Why learning to survey is an unforgettable experience for University of Toronto engineers
As summer slips into fall before their third year of study, civil and mineral engineering students spend two weeks in the heart of cottage country to learn the art of land surveying. Survey Camp, a 175-acre property on the northern shore of Gull Lake in Haliburton, Ont., has been a fixture in field work education since 1919, when the University of Toronto purchased the land. “The country is broken and rolling and admirably suited for the various problems that arise in practical surveying,” states the 1930s camp manual.
Surveying is a core skill for these students, but “the main thing I learned at camp has more to do with life than with engineering: I learned that everybody has something valuable to offer,” says Marcia Lamont Scott (BASc 1947). “Survey Camp taught us a lot technically, but it also taught us so much about working together.”

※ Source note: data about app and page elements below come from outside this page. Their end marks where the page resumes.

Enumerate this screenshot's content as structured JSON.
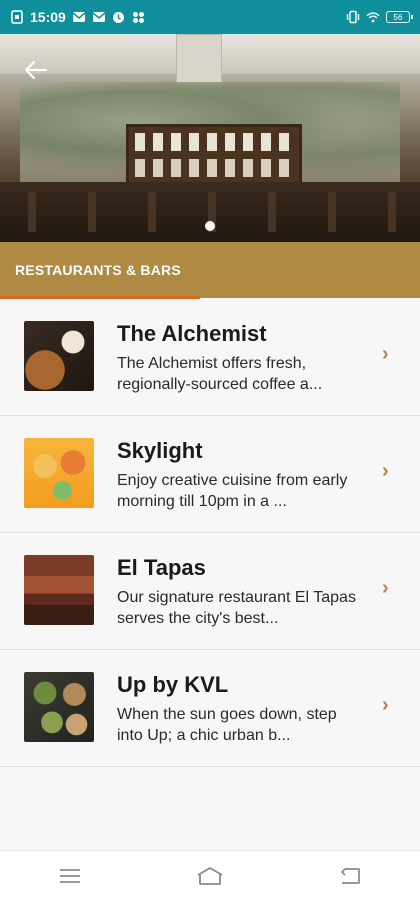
{
  "status_bar": {
    "time": "15:09",
    "battery": "56",
    "icons": [
      "sim-card-icon",
      "mail-icon",
      "mail-icon",
      "clock-icon",
      "grid-icon",
      "vibrate-icon",
      "wifi-icon",
      "battery-icon"
    ]
  },
  "hero": {
    "back_icon": "back-arrow-icon",
    "carousel_index": 1,
    "carousel_count": 1
  },
  "section": {
    "title": "RESTAURANTS & BARS",
    "accent_color": "#b08943",
    "underline_color": "#d86a1f"
  },
  "list": {
    "items": [
      {
        "title": "The Alchemist",
        "description": "The Alchemist offers fresh, regionally-sourced coffee a...",
        "chevron": "›"
      },
      {
        "title": "Skylight",
        "description": "Enjoy creative cuisine from early morning till 10pm in a ...",
        "chevron": "›"
      },
      {
        "title": "El Tapas",
        "description": "Our signature restaurant El Tapas serves the city's best...",
        "chevron": "›"
      },
      {
        "title": "Up by KVL",
        "description": "When the sun goes down, step into Up; a chic urban b...",
        "chevron": "›"
      }
    ]
  },
  "nav": {
    "icons": [
      "menu-icon",
      "home-icon",
      "back-icon"
    ]
  },
  "colors": {
    "status_bar": "#0f8e9b",
    "chevron": "#b08943",
    "background": "#f7f7f7"
  }
}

“When you spend concentrated time sleeping, eating, learning and romancing with a group,” adds Gordon McRostie (BASc 1944), “you develop a camaraderie that is uncommon among classes.”
While the fundamentals of surveying haven’t changed since the camp opened in 1920, the students have. Lamont Scott was the first woman civil engineering grad in Ontario; in 2014, engineering boasted 31 per cent female enrolment in the incoming class. Between now and 2020, Survey Camp aims to raise $1 million to upgrade its 95-year-old buildings and add new women’s facilities.
Ekaterina Tzekova (BASc 2009, PhD 2015) got to know her fiancé, Stephen Perkins (BASc 2009), at Survey Camp; he proposed at the fire pit where their relationship kindled. While studying for her PhD, Tzekova returned to Gull Lake yearly as a teaching assistant to watch a new crop of campers make memories. “You wonder about the experiences of the students who came before you,” she says. “It’s neat how people of different generations have this place in common.”